If you're new to tigernut flour, this is the guide for you! I share all you need to know about tigernut flour, where it comes from, how to use it and the best tigernut flour recipes.
If you've followed a paleo or grain free diet for a while, chances are you've heard about tigernut flour.
Personally, I've been baking with tigernut flour for about 10 years (yes, a long time). I always felt like a grain free diet was too heavy in nuts, so tigernut flour seemed like the perfect baking alternative.
I love that you can create healthy, grain free AND nut free recipes with tigernut flour. Plus, it's naturally sweet, so tastes great in baked goods.
This guide to tigernut flour will tell you everything you need to know about it and how to use it in your baking.
What is Tigernut Flour?
Despite its name, tigernut flour is not made from nuts.
Tigernut flour comes from tigernuts, which are small, round root vegetables. They have a naturally sweet taste and hard, rough outer shell. In addition, tigernuts are rich in prebiotic fiber, making them beneficial for the gut.
Tigernut flour is made from peeled tigernuts that have been ground into a fine flour. It is naturally gluten free, grain free, paleo and vegan friendly.
What Does Tigernut Flour Taste Like?
Tigernut flour has a sweet, nutty flavor. I find it similar to almond flour, but sweeter in flavor.
What's the Texture of Tigernut Flour?
Tigernut flour produces baked goods with a similar texture to almond flour. Tigernut flour can be quite gritty, depending on the brand. Some people find this texture undesirable, but I don't tend to notice it much.
Tigernut flour usually works best in combination with other flours or starches, such as tapioca starch. You'll find that I use the combination of tigernut and tapioca in many of my recipes.
Tigernut flour is mostly made up of carbohydrates. Depending on one’s carb tolerance, it can be a part of a ketogenic diet.
¼ cup of tigernut flour contains 14 grams of carbohydrate, and 5 grams of that is sugar; meaning it is naturally sweet. This is great for baking because you don’t need to add as much sugar to sweeten tigernut desserts.
This serving size also contains about 7 grams of fat and 1 gram of protein.
Why is Tigernut Flour Healthy?

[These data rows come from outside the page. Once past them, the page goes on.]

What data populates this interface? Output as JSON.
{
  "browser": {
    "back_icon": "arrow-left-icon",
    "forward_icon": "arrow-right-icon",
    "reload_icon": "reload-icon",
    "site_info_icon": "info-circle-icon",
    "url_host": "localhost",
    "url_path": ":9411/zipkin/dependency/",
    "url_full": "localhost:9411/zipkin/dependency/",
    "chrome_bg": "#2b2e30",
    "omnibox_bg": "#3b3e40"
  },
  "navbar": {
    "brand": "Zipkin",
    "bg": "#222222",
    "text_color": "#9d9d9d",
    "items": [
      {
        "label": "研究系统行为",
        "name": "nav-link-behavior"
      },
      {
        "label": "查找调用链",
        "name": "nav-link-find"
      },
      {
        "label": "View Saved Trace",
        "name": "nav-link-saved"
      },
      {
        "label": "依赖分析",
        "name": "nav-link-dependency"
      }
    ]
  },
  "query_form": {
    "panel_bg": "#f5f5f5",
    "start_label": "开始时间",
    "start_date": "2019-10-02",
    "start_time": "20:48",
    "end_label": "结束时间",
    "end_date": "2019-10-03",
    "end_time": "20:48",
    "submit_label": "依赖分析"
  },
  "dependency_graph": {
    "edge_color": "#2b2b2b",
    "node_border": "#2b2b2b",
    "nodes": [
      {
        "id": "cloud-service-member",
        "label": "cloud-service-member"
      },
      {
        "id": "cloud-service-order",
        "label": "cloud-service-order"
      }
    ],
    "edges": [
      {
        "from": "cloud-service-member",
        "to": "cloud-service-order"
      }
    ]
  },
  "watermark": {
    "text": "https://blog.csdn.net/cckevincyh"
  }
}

Tigernut flour is considered healthy because it's gluten free and grain free and generally well tolerated by people. It can be a great addition to a low inflammatory diet.
Is Tigernut Flour Gluten Free?
Yes! Tigernut flour is naturally gluten free. It's grain free, paleo and vegan friendly as well.
Is Tigernut Flour Better Than Almond Flour?
This is all based on preference and dietary restrictions. People that can't consume nuts may gravitate towards tigernut flour. However, some people find that tigernut flour is too gritty in texture for them.
As far as taste goes, they both have a delicious, nutty flavor. Tigernut flour tends to be sweeter.
Nutrition wise, tigernut flour is lower in fat and protein, and higher in carbs than almond flour. It has less calcium and potassium per serving, but more iron.
Tigernut flour contains large amounts of fiber and resistant starch, that has prebiotic properties and can promote the growth of beneficial bacteria in the gut.
What Can You Make With Tigernut Flour?
There are SO many recipes you can make with tigernut flour. Anything from cookies to cakes, breaded chicken to pancakes.
Here are some of my favorite tigernut flour recipes:
Where to Buy Tigernut Flour
Tigernut flour can be found online and at some health food stores. Personally, I buy tigernut flour from Amazon. Here are some popular brands:
I tend to use Anthony's in most of my recipes.
Tigernut Flour Substitutes
There isn't a perfect substitute for tigernut flour, but almond flour will work in some recipes.
I find that almond flour can be swapped for most no-bake tigernut flour recipes. Baked goods like muffins and breads can be a bit trickier because the fat-protein-carbohydrate ratios of almond flour and tigernut flour are different.
- Sift tigernut flour before using it in a recipe. Tigernut flour has a tendency to clump, which can easily be solved by sifting your flour.
- Combine it with starches such as tapioca starch or arrowroot starch when baking breads, muffins and/or pancakes.
- If your tigernut flour is too gritty, grind it in a coffee grinder for a smoother texture.